(Extracted records)
##########
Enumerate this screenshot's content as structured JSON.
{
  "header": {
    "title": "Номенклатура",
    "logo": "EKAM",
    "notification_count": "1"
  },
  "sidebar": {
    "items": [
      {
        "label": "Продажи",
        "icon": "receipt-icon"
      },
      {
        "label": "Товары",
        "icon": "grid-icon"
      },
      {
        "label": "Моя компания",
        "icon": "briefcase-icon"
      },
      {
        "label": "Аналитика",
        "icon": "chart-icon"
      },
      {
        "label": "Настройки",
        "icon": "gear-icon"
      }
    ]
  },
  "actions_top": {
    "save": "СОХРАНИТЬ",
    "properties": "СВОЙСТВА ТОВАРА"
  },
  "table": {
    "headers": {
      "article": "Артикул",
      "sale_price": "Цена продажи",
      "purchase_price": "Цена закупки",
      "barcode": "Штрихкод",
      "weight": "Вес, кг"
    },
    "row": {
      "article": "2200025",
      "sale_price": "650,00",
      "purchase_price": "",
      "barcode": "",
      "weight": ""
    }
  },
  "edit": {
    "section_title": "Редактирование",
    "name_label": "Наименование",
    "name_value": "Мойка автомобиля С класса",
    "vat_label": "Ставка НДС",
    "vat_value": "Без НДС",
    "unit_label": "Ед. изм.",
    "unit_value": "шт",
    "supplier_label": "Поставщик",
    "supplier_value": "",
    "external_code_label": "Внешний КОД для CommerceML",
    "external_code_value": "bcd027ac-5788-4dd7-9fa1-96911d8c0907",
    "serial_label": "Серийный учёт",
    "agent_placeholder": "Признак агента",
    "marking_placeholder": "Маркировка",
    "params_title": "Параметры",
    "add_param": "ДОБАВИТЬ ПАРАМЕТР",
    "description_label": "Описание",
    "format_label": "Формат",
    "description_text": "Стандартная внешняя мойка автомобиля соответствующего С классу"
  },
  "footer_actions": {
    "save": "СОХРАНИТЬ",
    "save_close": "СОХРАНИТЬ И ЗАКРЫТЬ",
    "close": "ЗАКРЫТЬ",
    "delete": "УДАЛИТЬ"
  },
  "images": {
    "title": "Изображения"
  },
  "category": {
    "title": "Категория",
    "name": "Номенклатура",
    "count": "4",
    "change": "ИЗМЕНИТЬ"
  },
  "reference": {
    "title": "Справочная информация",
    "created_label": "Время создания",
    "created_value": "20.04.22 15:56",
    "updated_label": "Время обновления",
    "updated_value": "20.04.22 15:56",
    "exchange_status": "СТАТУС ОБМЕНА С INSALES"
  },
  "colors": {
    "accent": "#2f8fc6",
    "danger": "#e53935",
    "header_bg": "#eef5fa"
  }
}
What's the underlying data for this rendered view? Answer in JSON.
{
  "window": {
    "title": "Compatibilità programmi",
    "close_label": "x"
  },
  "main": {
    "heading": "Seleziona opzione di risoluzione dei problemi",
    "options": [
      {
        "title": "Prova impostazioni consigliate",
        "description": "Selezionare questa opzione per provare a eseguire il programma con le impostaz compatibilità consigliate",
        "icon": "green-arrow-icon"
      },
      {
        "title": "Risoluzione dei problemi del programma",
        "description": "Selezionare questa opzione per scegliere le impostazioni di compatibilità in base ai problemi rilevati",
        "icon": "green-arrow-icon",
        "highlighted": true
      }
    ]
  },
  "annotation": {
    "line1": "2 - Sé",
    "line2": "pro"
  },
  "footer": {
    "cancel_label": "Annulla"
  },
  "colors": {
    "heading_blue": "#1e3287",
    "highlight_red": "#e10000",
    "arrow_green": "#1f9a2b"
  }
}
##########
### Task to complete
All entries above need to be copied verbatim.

### Exercise solution
Enumerate this screenshot's content as structured JSON.
{
  "header": {
    "title": "Номенклатура",
    "logo": "EKAM",
    "notification_count": "1"
  },
  "sidebar": {
    "items": [
      {
        "label": "Продажи",
        "icon": "receipt-icon"
      },
      {
        "label": "Товары",
        "icon": "grid-icon"
      },
      {
        "label": "Моя компания",
        "icon": "briefcase-icon"
      },
      {
        "label": "Аналитика",
        "icon": "chart-icon"
      },
      {
        "label": "Настройки",
        "icon": "gear-icon"
      }
    ]
  },
  "actions_top": {
    "save": "СОХРАНИТЬ",
    "properties": "СВОЙСТВА ТОВАРА"
  },
  "table": {
    "headers": {
      "article": "Артикул",
      "sale_price": "Цена продажи",
      "purchase_price": "Цена закупки",
      "barcode": "Штрихкод",
      "weight": "Вес, кг"
    },
    "row": {
      "article": "2200025",
      "sale_price": "650,00",
      "purchase_price": "",
      "barcode": "",
      "weight": ""
    }
  },
  "edit": {
    "section_title": "Редактирование",
    "name_label": "Наименование",
    "name_value": "Мойка автомобиля С класса",
    "vat_label": "Ставка НДС",
    "vat_value": "Без НДС",
    "unit_label": "Ед. изм.",
    "unit_value": "шт",
    "supplier_label": "Поставщик",
    "supplier_value": "",
    "external_code_label": "Внешний КОД для CommerceML",
    "external_code_value": "bcd027ac-5788-4dd7-9fa1-96911d8c0907",
    "serial_label": "Серийный учёт",
    "agent_placeholder": "Признак агента",
    "marking_placeholder": "Маркировка",
    "params_title": "Параметры",
    "add_param": "ДОБАВИТЬ ПАРАМЕТР",
    "description_label": "Описание",
    "format_label": "Формат",
    "description_text": "Стандартная внешняя мойка автомобиля соответствующего С классу"
  },
  "footer_actions": {
    "save": "СОХРАНИТЬ",
    "save_close": "СОХРАНИТЬ И ЗАКРЫТЬ",
    "close": "ЗАКРЫТЬ",
    "delete": "УДАЛИТЬ"
  },
  "images": {
    "title": "Изображения"
  },
  "category": {
    "title": "Категория",
    "name": "Номенклатура",
    "count": "4",
    "change": "ИЗМЕНИТЬ"
  },
  "reference": {
    "title": "Справочная информация",
    "created_label": "Время создания",
    "created_value": "20.04.22 15:56",
    "updated_label": "Время обновления",
    "updated_value": "20.04.22 15:56",
    "exchange_status": "СТАТУС ОБМЕНА С INSALES"
  },
  "colors": {
    "accent": "#2f8fc6",
    "danger": "#e53935",
    "header_bg": "#eef5fa"
  }
}
What's the underlying data for this rendered view? Answer in JSON.
{
  "window": {
    "title": "Compatibilità programmi",
    "close_label": "x"
  },
  "main": {
    "heading": "Seleziona opzione di risoluzione dei problemi",
    "options": [
      {
        "title": "Prova impostazioni consigliate",
        "description": "Selezionare questa opzione per provare a eseguire il programma con le impostaz compatibilità consigliate",
        "icon": "green-arrow-icon"
      },
      {
        "title": "Risoluzione dei problemi del programma",
        "description": "Selezionare questa opzione per scegliere le impostazioni di compatibilità in base ai problemi rilevati",
        "icon": "green-arrow-icon",
        "highlighted": true
      }
    ]
  },
  "annotation": {
    "line1": "2 - Sé",
    "line2": "pro"
  },
  "footer": {
    "cancel_label": "Annulla"
  },
  "colors": {
    "heading_blue": "#1e3287",
    "highlight_red": "#e10000",
    "arrow_green": "#1f9a2b"
  }
}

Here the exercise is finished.